What You Say When You’ve Had A Dispute With A Colleague
by Gene Griessman, Ph.D.
Here’s a conflict resolution strategy that involves non-verbal behavior.
An executive told me that if he accidentally discovered a way to deal with workplace conflict. He had had a dispute with a colleague that had become heated. The next day there was a meeting that required both of them to be in the same room.
“For some reason, I made it a point to sit beside that individual,” he told me. “It would have been easy to sit across the room from him, and never make eye contact, but I forced myself to go over and sit down beside him. That simple action on my part changed everything and restored friendly relations.”
Why not try this conflict resolution yourself? Your pride may make you feel that you need to keep up a display of hostility, and keep you apart. If you listen to your pride, you won’t even make eye contact if you can avoid it. But if you can force yourself to get close to the individual physically, you may be able narrow your differences.
Remember that there a difference between an argument and a quarrel. It’s OK to argue, but it’s not OK to quarrel. Reducing the physical distance between yourself and someone you’ve had words with can be a first step toward resolving conflict.
Abraham Lincoln put it this way, ‘No man who has resolved to make the most of himself can spare time for personal contention.”
–Gene Griessman is internationally known for his seminar “The Vocabulary of Leadership” and his presentations on Abraham Lincoln. His video “Lincoln on Communication” is in thousands of corporations, libraries, and government organizations.
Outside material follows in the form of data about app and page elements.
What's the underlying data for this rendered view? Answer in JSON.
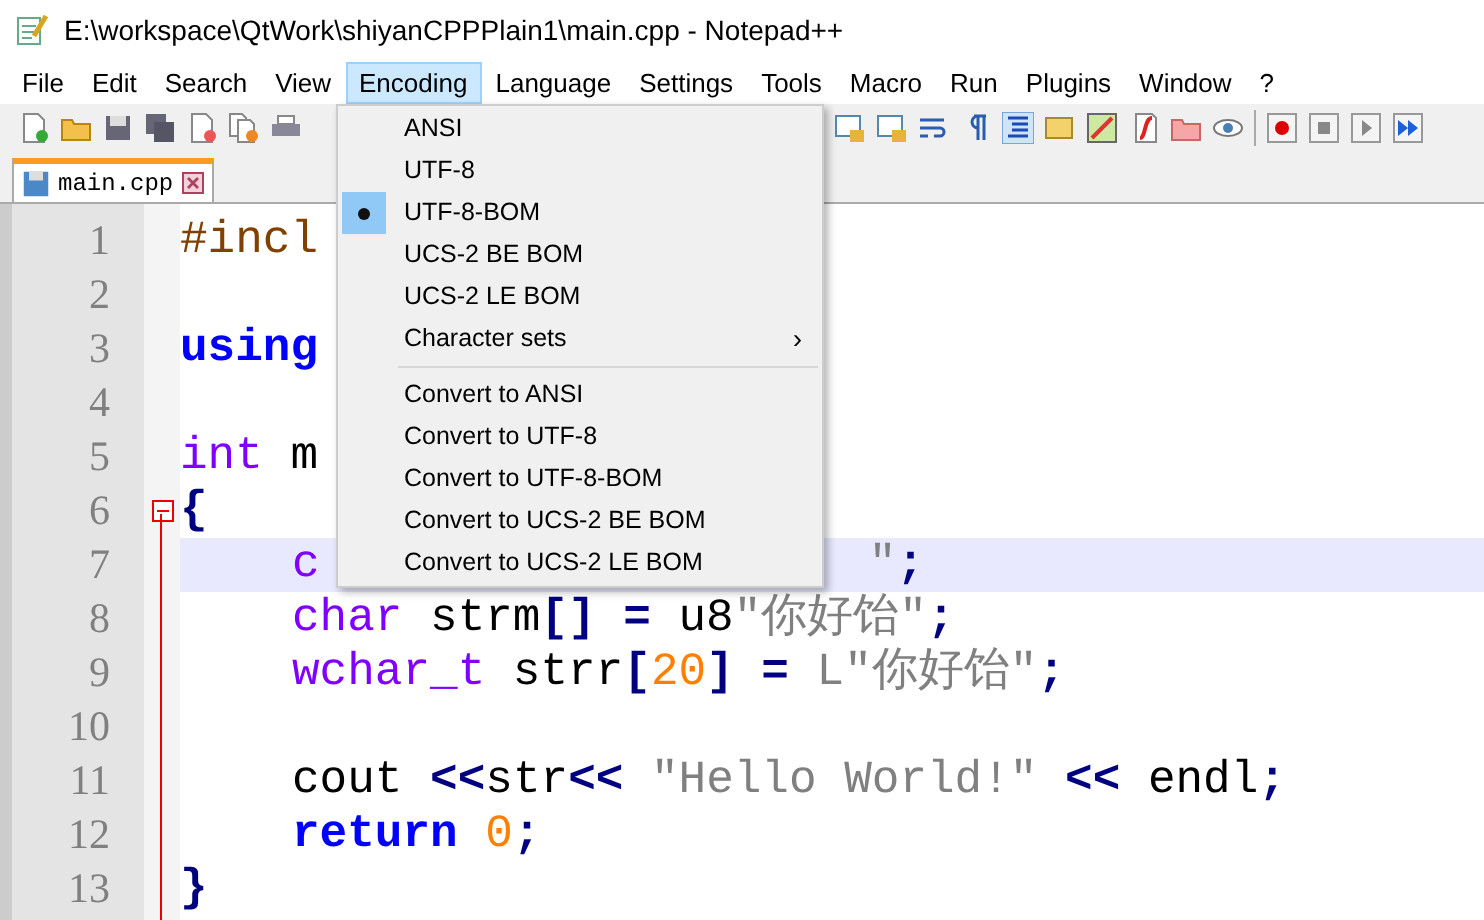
{
  "window": {
    "title": "E:\\workspace\\QtWork\\shiyanCPPPlain1\\main.cpp - Notepad++"
  },
  "menu_bar": [
    {
      "label": "File",
      "selected": false
    },
    {
      "label": "Edit",
      "selected": false
    },
    {
      "label": "Search",
      "selected": false
    },
    {
      "label": "View",
      "selected": false
    },
    {
      "label": "Encoding",
      "selected": true
    },
    {
      "label": "Language",
      "selected": false
    },
    {
      "label": "Settings",
      "selected": false
    },
    {
      "label": "Tools",
      "selected": false
    },
    {
      "label": "Macro",
      "selected": false
    },
    {
      "label": "Run",
      "selected": false
    },
    {
      "label": "Plugins",
      "selected": false
    },
    {
      "label": "Window",
      "selected": false
    },
    {
      "label": "?",
      "selected": false
    }
  ],
  "tabs": [
    {
      "label": "main.cpp",
      "selected": true
    }
  ],
  "dropdown": [
    {
      "kind": "item",
      "label": "ANSI",
      "checked": false
    },
    {
      "kind": "item",
      "label": "UTF-8",
      "checked": false
    },
    {
      "kind": "item",
      "label": "UTF-8-BOM",
      "checked": true
    },
    {
      "kind": "item",
      "label": "UCS-2 BE BOM",
      "checked": false
    },
    {
      "kind": "item",
      "label": "UCS-2 LE BOM",
      "checked": false
    },
    {
      "kind": "submenu",
      "label": "Character sets",
      "arrow": "›",
      "checked": false
    },
    {
      "kind": "separator"
    },
    {
      "kind": "item",
      "label": "Convert to ANSI",
      "checked": false
    },
    {
      "kind": "item",
      "label": "Convert to UTF-8",
      "checked": false
    },
    {
      "kind": "item",
      "label": "Convert to UTF-8-BOM",
      "checked": false
    },
    {
      "kind": "item",
      "label": "Convert to UCS-2 BE BOM",
      "checked": false
    },
    {
      "kind": "item",
      "label": "Convert to UCS-2 LE BOM",
      "checked": false
    }
  ],
  "editor": {
    "lines": [
      {
        "number": "1",
        "current": false,
        "fold": false,
        "indented": false,
        "tokens": [
          {
            "kind": "preprocessor",
            "text": "#incl"
          }
        ]
      },
      {
        "number": "2",
        "current": false,
        "fold": false
      },
      {
        "number": "3",
        "current": false,
        "fold": false,
        "indented": false,
        "tokens": [
          {
            "kind": "keyword",
            "text": "using"
          }
        ]
      },
      {
        "number": "4",
        "current": false,
        "fold": false
      },
      {
        "number": "5",
        "current": false,
        "fold": false,
        "indented": false,
        "tokens": [
          {
            "kind": "type",
            "text": "int"
          },
          {
            "kind": "plain",
            "text": " m"
          }
        ]
      },
      {
        "number": "6",
        "current": false,
        "fold": true,
        "indented": false,
        "tokens": [
          {
            "kind": "operator",
            "text": "{"
          }
        ]
      },
      {
        "number": "7",
        "current": true,
        "fold": false,
        "indented": true,
        "tokens": [
          {
            "kind": "type",
            "text": "c"
          }
        ],
        "after_menu": [
          {
            "kind": "string",
            "text": "\""
          },
          {
            "kind": "operator",
            "text": ";"
          }
        ]
      },
      {
        "number": "8",
        "current": false,
        "fold": false,
        "indented": true,
        "tokens": [
          {
            "kind": "type",
            "text": "char"
          },
          {
            "kind": "plain",
            "text": " strm"
          },
          {
            "kind": "operator",
            "text": "[]"
          },
          {
            "kind": "operator",
            "text": " ="
          },
          {
            "kind": "plain",
            "text": " u8"
          },
          {
            "kind": "string",
            "text": "\"你好饴\""
          },
          {
            "kind": "operator",
            "text": ";"
          }
        ]
      },
      {
        "number": "9",
        "current": false,
        "fold": false,
        "indented": true,
        "tokens": [
          {
            "kind": "type",
            "text": "wchar_t"
          },
          {
            "kind": "plain",
            "text": " strr"
          },
          {
            "kind": "operator",
            "text": "["
          },
          {
            "kind": "number",
            "text": "20"
          },
          {
            "kind": "operator",
            "text": "]"
          },
          {
            "kind": "operator",
            "text": " ="
          },
          {
            "kind": "string",
            "text": " L\"你好饴\""
          },
          {
            "kind": "operator",
            "text": ";"
          }
        ]
      },
      {
        "number": "10",
        "current": false,
        "fold": false
      },
      {
        "number": "11",
        "current": false,
        "fold": false,
        "indented": true,
        "tokens": [
          {
            "kind": "plain",
            "text": "cout"
          },
          {
            "kind": "operator",
            "text": " <<"
          },
          {
            "kind": "plain",
            "text": "str"
          },
          {
            "kind": "operator",
            "text": "<<"
          },
          {
            "kind": "string",
            "text": " \"Hello World!\""
          },
          {
            "kind": "operator",
            "text": " <<"
          },
          {
            "kind": "plain",
            "text": " endl"
          },
          {
            "kind": "operator",
            "text": ";"
          }
        ]
      },
      {
        "number": "12",
        "current": false,
        "fold": false,
        "indented": true,
        "tokens": [
          {
            "kind": "keyword",
            "text": "return"
          },
          {
            "kind": "number",
            "text": " 0"
          },
          {
            "kind": "operator",
            "text": ";"
          }
        ]
      },
      {
        "number": "13",
        "current": false,
        "fold": false,
        "indented": false,
        "tokens": [
          {
            "kind": "operator",
            "text": "}"
          }
        ]
      }
    ]
  }
}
To learn more about booking Dr. Griessman for your meeting call 404-256-5927 or send us an email: firstname.lastname@example.org